Plight of Junior Doctors

I found this to be a compelling read this morning, and one hope that steps are taken to change it.

I REFER to the letter “Act fast so our doctors can do their job” (The Star,April 17) and wish to make a slight correction.

The Public Services Commission (PSC) conducts special interviews for new doctors, dentists and pharmacists three to four times monthly, and not twice weekly as stated by the writer.

Nevertheless, I agree that the interview process does not pose any delay in the recruitment exercise as the candidates can apply online and book their prefered interview appointments well in advance and the procedures is explicitly displayed on the PSC’s And, true enough, appointment letters are issued to the candidates on the same day after the interview.

The plight and frustrations of the housemen and doctors in the government service have been highlighted several times in the media and yet scant attention has been given to ease their sufferings. They are also paid a pittance in salaries and allowances.

Your news report entitled “RM6,000 a month for docs after two-year housemanship” by Izatun Shari (The Star, March 6, 2008) and comment “Good way to keep government docs and housemen happy” by V.K. Chin (The Star, March 18, 2008) were happy news, but sadly, it has not been put in place until today and remains a dream. Would the Health Ministry and Public Services Department care to clarify?

Housemen and doctors in the government service have been suffering in silence for years without proper and adequate remuneration and allowances. The conditions they work in, especially in remote locations, are pathetic and deplorable. They deserve better.

Often enough, at least two to three times per week, they are required to work on a 36-hour on-call schedule on each occasion, and they are required to get back to work again the next day after merely 12 to 16 hours’ rest.

Incredible and unbelievable work pattern that contravenes international labour standards/practices and our own Employment Act 1955 that stipulates that “no employees shall be required to work for more than eight hours per day and if overtime work is required, it shall not exceed four hours per day.”

Currently, all medical graduates must undergo the compulsory two-year housemanship and a further three years of mandatory government service before they are accorded full registration by the Malaysian Medical Council.

Although on completion of four of the five-year compulsory service, the doctors are permitted to apply to do their masters/specialisations, it must be noted that they do not get any paid study leave nor fully paid sabbatical leave to pursue their masters, which is accorded to their counterparts in the government service.

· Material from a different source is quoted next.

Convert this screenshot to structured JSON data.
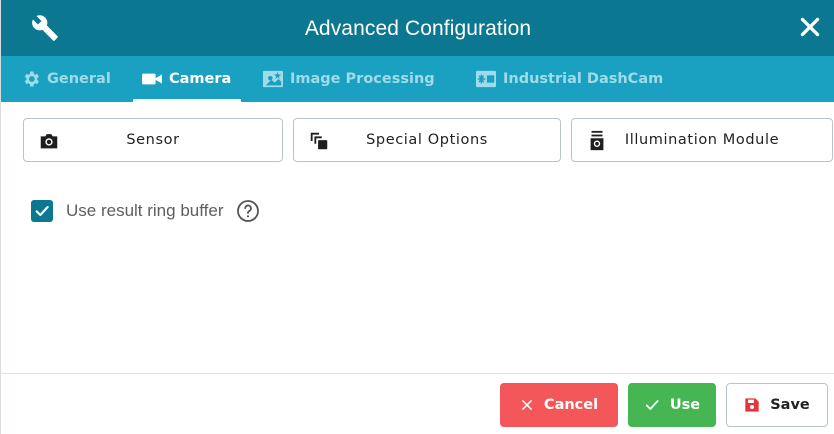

Instead, they are required to continue to go to work and be on long and protracted call duties.

It must also be understood that unlike other graduates who take three to four years to complete their undergraduate studies, medical studies take between five and a half years in Malaysia, the UK, India, Australia, etc, and six-and-a-half years in Indonesia, Russia, USA, etc to compelete.

The PSC and PSD have failed to acknowledge and recognise the difference between medical graduates and other graduates. And this is the very reason that the doctors are just lumped into the general 41 salary scale together with other graduates who are spared the mandatory five-year service and their undergraduate studies take a shorter period to complete.

It is high time that the Government established a Medical Services Commission to address the various issues, grouses and unhappiness of doctors.